ComfortDelGro reported Wednesday its third quarter net profit fell 10.8 percent on-year to S$70 million on lower taxi revenue and unfavorable currency translations.
Revenue for the quarter ended 30 September rose 1.1 percent on-year to S$979 million, mainly on new acquisitions in the public transport services business, offset by the unfavorable foreign currency translation from the weaker British pound and Australian dollar, the transportation operator said in a filing to SGX.
Operating costs increased 1.8 percent on-year in the quarter to S$870.1 million, mainly on higher staff, depreciation, repair and maintenance costs, the company said.
“The global economic and political environment has weakened further in the last few months and this has weighed on our businesses, which continue to face intense competition,” Yang Ban Seng, ComfortDelGro’s managing director and CEO, said in the statement.
“Despite the significant challenges, we have managed to grow our topline, with stronger contributions from our overseas businesses. Our
Australian operations, in particular, have performed well, buoyed by the acquisitions that we made last year. Our public transport business continued to gain strength, growing both in terms of revenue and profit,” Yang added.
The public transport services business posted revenue of S$727.1 million, up 4.5 percent on-year, mainly on acquisitions in Australia, higher fees earned from higher mileage operated, and a better performance from bus services and higher average fares and higher ridership on rail services in Singapore.
“Revenue from the Public Transport Services Business in Singapore is expected to be higher. However, it will continue to experience significant cost pressures from operating and maintenance costs,” the company said.
The taxi business posted revenue of S$162.1 million, down 9.6 percent on-year in the quarter, as intensifying competition resulted in a lower operating fleet.

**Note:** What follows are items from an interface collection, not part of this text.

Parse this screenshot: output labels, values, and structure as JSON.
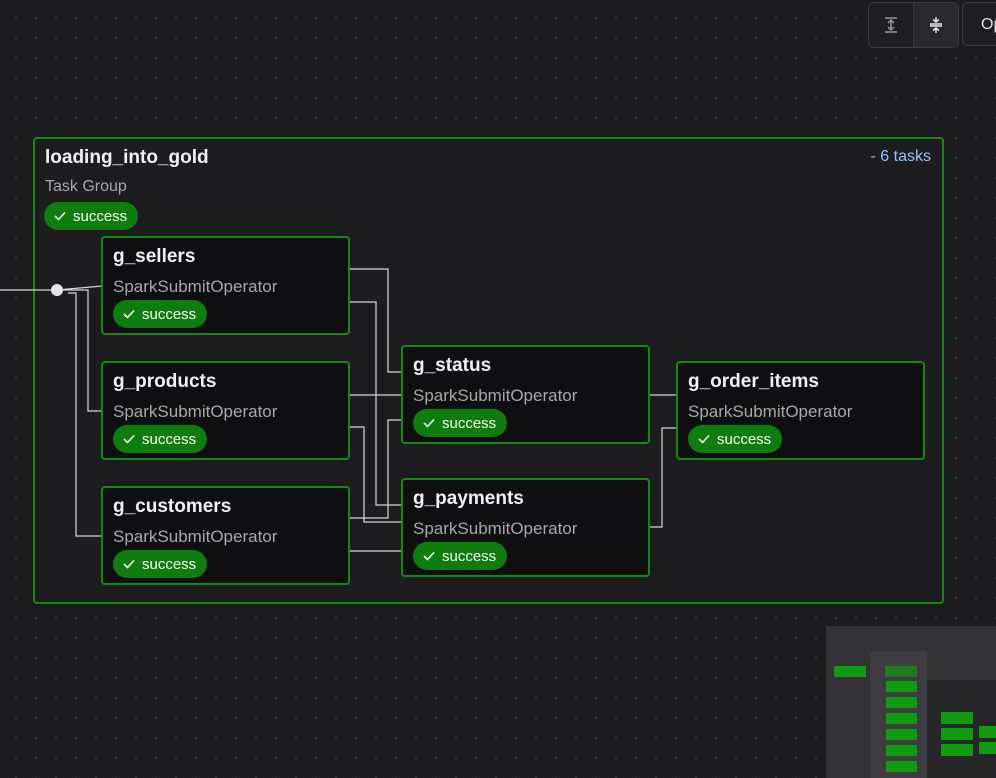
{
  "toolbar": {
    "expand_icon": "expand-vertical-icon",
    "collapse_icon": "collapse-vertical-icon",
    "open_label": "Op"
  },
  "task_group": {
    "name": "loading_into_gold",
    "type_label": "Task Group",
    "status": "success",
    "task_count_label": "- 6 tasks"
  },
  "tasks": [
    {
      "name": "g_sellers",
      "operator": "SparkSubmitOperator",
      "status": "success"
    },
    {
      "name": "g_products",
      "operator": "SparkSubmitOperator",
      "status": "success"
    },
    {
      "name": "g_customers",
      "operator": "SparkSubmitOperator",
      "status": "success"
    },
    {
      "name": "g_status",
      "operator": "SparkSubmitOperator",
      "status": "success"
    },
    {
      "name": "g_payments",
      "operator": "SparkSubmitOperator",
      "status": "success"
    },
    {
      "name": "g_order_items",
      "operator": "SparkSubmitOperator",
      "status": "success"
    }
  ],
  "colors": {
    "success": "#0e7d0e",
    "node_border": "#128a12",
    "canvas": "#1c1c1f",
    "task_count": "#8fc4ff"
  }
}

The automotive engineering services business posted revenue fell 10.3 percent on-year to S$61 million on lower fuel volume sold with a reduced taxi fleet.